=== Section Start ===
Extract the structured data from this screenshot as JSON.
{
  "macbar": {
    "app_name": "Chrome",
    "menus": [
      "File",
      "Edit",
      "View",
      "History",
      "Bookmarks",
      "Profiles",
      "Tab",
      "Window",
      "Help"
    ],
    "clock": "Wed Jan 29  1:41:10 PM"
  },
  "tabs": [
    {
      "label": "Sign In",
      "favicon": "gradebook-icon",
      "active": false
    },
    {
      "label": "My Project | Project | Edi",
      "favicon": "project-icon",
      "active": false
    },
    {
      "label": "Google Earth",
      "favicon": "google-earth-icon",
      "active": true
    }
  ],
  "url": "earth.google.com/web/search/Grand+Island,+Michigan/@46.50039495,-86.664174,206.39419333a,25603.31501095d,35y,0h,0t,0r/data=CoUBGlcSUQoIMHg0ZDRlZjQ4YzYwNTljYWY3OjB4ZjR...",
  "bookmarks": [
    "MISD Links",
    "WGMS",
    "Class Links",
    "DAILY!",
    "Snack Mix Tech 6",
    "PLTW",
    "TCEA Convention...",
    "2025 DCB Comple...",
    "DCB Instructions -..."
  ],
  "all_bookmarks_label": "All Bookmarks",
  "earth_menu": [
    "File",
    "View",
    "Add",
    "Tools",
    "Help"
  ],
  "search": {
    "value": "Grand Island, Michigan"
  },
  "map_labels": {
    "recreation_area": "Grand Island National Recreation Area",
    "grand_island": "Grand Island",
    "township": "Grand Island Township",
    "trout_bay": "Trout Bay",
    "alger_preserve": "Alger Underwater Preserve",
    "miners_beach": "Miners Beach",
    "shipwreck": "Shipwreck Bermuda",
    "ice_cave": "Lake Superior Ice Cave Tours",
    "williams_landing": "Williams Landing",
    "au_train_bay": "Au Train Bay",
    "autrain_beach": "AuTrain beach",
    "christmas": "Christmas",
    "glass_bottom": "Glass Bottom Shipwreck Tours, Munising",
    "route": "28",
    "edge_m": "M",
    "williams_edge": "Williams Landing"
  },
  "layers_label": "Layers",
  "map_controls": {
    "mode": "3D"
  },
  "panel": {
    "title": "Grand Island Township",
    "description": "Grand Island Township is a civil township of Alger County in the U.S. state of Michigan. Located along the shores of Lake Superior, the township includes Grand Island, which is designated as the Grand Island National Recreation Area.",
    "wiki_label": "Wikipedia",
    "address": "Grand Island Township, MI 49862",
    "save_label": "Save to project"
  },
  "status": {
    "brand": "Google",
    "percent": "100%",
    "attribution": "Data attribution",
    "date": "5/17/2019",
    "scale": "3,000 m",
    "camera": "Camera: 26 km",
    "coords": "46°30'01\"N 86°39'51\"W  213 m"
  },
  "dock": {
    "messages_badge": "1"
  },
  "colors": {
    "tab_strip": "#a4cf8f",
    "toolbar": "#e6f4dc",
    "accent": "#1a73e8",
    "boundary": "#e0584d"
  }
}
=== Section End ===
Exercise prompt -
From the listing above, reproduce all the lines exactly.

Result of the task -
Extract the structured data from this screenshot as JSON.
{
  "macbar": {
    "app_name": "Chrome",
    "menus": [
      "File",
      "Edit",
      "View",
      "History",
      "Bookmarks",
      "Profiles",
      "Tab",
      "Window",
      "Help"
    ],
    "clock": "Wed Jan 29  1:41:10 PM"
  },
  "tabs": [
    {
      "label": "Sign In",
      "favicon": "gradebook-icon",
      "active": false
    },
    {
      "label": "My Project | Project | Edi",
      "favicon": "project-icon",
      "active": false
    },
    {
      "label": "Google Earth",
      "favicon": "google-earth-icon",
      "active": true
    }
  ],
  "url": "earth.google.com/web/search/Grand+Island,+Michigan/@46.50039495,-86.664174,206.39419333a,25603.31501095d,35y,0h,0t,0r/data=CoUBGlcSUQoIMHg0ZDRlZjQ4YzYwNTljYWY3OjB4ZjR...",
  "bookmarks": [
    "MISD Links",
    "WGMS",
    "Class Links",
    "DAILY!",
    "Snack Mix Tech 6",
    "PLTW",
    "TCEA Convention...",
    "2025 DCB Comple...",
    "DCB Instructions -..."
  ],
  "all_bookmarks_label": "All Bookmarks",
  "earth_menu": [
    "File",
    "View",
    "Add",
    "Tools",
    "Help"
  ],
  "search": {
    "value": "Grand Island, Michigan"
  },
  "map_labels": {
    "recreation_area": "Grand Island National Recreation Area",
    "grand_island": "Grand Island",
    "township": "Grand Island Township",
    "trout_bay": "Trout Bay",
    "alger_preserve": "Alger Underwater Preserve",
    "miners_beach": "Miners Beach",
    "shipwreck": "Shipwreck Bermuda",
    "ice_cave": "Lake Superior Ice Cave Tours",
    "williams_landing": "Williams Landing",
    "au_train_bay": "Au Train Bay",
    "autrain_beach": "AuTrain beach",
    "christmas": "Christmas",
    "glass_bottom": "Glass Bottom Shipwreck Tours, Munising",
    "route": "28",
    "edge_m": "M",
    "williams_edge": "Williams Landing"
  },
  "layers_label": "Layers",
  "map_controls": {
    "mode": "3D"
  },
  "panel": {
    "title": "Grand Island Township",
    "description": "Grand Island Township is a civil township of Alger County in the U.S. state of Michigan. Located along the shores of Lake Superior, the township includes Grand Island, which is designated as the Grand Island National Recreation Area.",
    "wiki_label": "Wikipedia",
    "address": "Grand Island Township, MI 49862",
    "save_label": "Save to project"
  },
  "status": {
    "brand": "Google",
    "percent": "100%",
    "attribution": "Data attribution",
    "date": "5/17/2019",
    "scale": "3,000 m",
    "camera": "Camera: 26 km",
    "coords": "46°30'01\"N 86°39'51\"W  213 m"
  },
  "dock": {
    "messages_badge": "1"
  },
  "colors": {
    "tab_strip": "#a4cf8f",
    "toolbar": "#e6f4dc",
    "accent": "#1a73e8",
    "boundary": "#e0584d"
  }
}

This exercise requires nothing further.